Four teammates stood proudly behind the Ukraine flag, smiles beaming, celebrating their country's first gold medal at the Sochi Olympics.
Parliament paused in the deeply divided Ukraine to mark the occasion.
After days of deadly anti-government protests, and as government and opposition leaders worked on a political solution to the months-long crisis, the Ukrainian women provided some good news with their victory Friday in the 4x6-kilometer biathlon relay -- Ukraine's first Winter Olympics gold medal in two decades.
"Great proof of how sport can unite the nation," Sergei Bubka, the pole vault great and leader of the Ukraine Olympic Committee, posted on Twitter. "Moments after girls won gold Ukrainian Parliament stopped discussions .... Speaker greeted the team, MPs sang national anthem! It is a day of crucial decisions in Parliament. Hope the power of sport help to find unity."
It was a momentum shifting day for Ukraine, with Parliament voting to restore the 2004 constitution that limits presidential authority, clawing back some of the powers that President Viktor Yanukovych had pushed through after being elected in 2010.
"Today's victory in Parliament and now by the team in this competition, it is two victories for Ukraine today," Volodymyr Brynzak, president of Ukraine's biathlon federation and vice-president of the national Olympic committee, told The Associated Press.
Team member Valj Semerenko said: "When I came to the podium I cried, and tried to hide it behind the skis. It was not only my tears, but the tears of the whole Ukraine."
Men's hockey: Erik Karlsson scored the go-ahead goal late in the second period and Henrik Lundqvist finished with 25 saves, lifting Sweden over Finland 2-1 and into the Olympic hockey final.
"It's an amazing feeling," Lundqvist said.
The 2006 Olympic champions will face Canada on Sunday. The Finns will play Team USA for third place Saturday.
All the scoring came in the second period. Finland's Olli Jokinen scored 6:17 into the period from a sharp angle to the left of Lundqvist. Loui Eriksson tied the game for the Swedes by finishing off a sweet sequence of passes midway through the period. Karlsson made it 2-1 with a slap shot from the middle of the ice just inside the blue line with 3:34 remaining.
Women's skicross: Canada's Marielle Thompson and Kelsey Serwa won gold and silver in skicross, giving their country bookend 1-2 performances in the freestyle skiing events.

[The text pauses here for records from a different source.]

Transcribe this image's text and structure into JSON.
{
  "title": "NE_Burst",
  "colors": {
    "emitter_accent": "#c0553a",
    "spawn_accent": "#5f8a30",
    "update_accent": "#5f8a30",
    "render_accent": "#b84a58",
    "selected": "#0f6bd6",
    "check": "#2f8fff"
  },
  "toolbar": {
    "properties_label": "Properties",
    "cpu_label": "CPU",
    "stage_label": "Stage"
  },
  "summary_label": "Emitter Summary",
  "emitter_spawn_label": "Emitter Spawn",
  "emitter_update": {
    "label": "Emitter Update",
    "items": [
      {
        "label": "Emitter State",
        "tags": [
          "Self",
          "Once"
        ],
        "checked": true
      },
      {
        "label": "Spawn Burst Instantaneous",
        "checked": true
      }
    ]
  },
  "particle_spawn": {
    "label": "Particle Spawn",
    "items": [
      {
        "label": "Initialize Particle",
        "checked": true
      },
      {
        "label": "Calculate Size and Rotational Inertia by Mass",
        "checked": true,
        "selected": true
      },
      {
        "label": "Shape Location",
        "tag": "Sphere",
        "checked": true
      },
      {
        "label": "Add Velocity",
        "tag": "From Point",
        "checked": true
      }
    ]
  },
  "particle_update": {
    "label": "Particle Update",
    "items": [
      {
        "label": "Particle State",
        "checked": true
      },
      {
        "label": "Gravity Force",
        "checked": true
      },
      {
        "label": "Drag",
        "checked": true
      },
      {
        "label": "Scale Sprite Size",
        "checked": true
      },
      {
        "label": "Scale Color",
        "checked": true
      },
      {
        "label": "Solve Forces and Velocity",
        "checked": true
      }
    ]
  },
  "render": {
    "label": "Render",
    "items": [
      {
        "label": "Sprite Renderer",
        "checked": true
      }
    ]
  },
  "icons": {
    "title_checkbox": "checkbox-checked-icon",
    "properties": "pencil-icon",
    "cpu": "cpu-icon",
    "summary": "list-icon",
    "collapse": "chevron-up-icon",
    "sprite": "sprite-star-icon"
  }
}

Freestyle opened Feb. 8 with sisters Justine and Chloe Dufour-Lapointe of Montreal finishing first and second in moguls.
"Being on the podium at the Olympics in itself is pretty cool," Serwa said. "To be standing beside your teammate is the best feeling in the world."
Men's curling: Canada's "Buff Boys" won a third consecutive Olympic title in devastating fashion, running over Britain 9-3 in just eight ends to match the biggest margin of victory in a Winter Games final.
"I was really expecting to have to make my last one, or to be in a nail-biter," Canada skip Brad Jacobs said. "You never expect to blow a team out."
All those 6 a.m. gym sessions really paid off for Jacobs' rink, which has brought previously unseen levels of fitness to a sport sometimes ridiculed as "housework on ice."
Kerrigan reacts: Nancy Kerrigan stood in front of a group of reporters, voice quivering and hands fidgeting as she described her emotions after watching a one-hour retrospective on the figure skating scandal that shook the Olympic earth 20 years ago.
There were only a handful of media members in the room with her Friday as opposed to the hundreds that hounded her in 1994 after rival skater Tonya Harding's ex-husband put together a hit squad to try to keep Kerrigan from skating against Harding in the Lillehammer Olympics. But it was clear that watching the events unfold again brought bubbling back to the surface those same feelings of helplessness and bewilderment.
"It made me think about everything all over again," Kerrigan said after a screening of "Nancy & Tonya," which will air on NBC on Sunday.
"It's surprising how this whole event and being attacked, it's changed not just skating, it changed my life. It changed tabloid journalism, reality television. That whole other aspect that I had no part of. It just changed everything."
Speedskating: Athletic gear maker Under Armour has signed an eight-year deal with U.S. Speedskating to provide uniforms despite controversy over the suit it provided the team at the Sochi Olympics.
Doping bans: German biathlete Evi Sachenbacher-Stehle, a former two-time Olympic gold medalist, and Italian bobsledder William Fullani were kicked out in the first doping cases of the Sochi Games.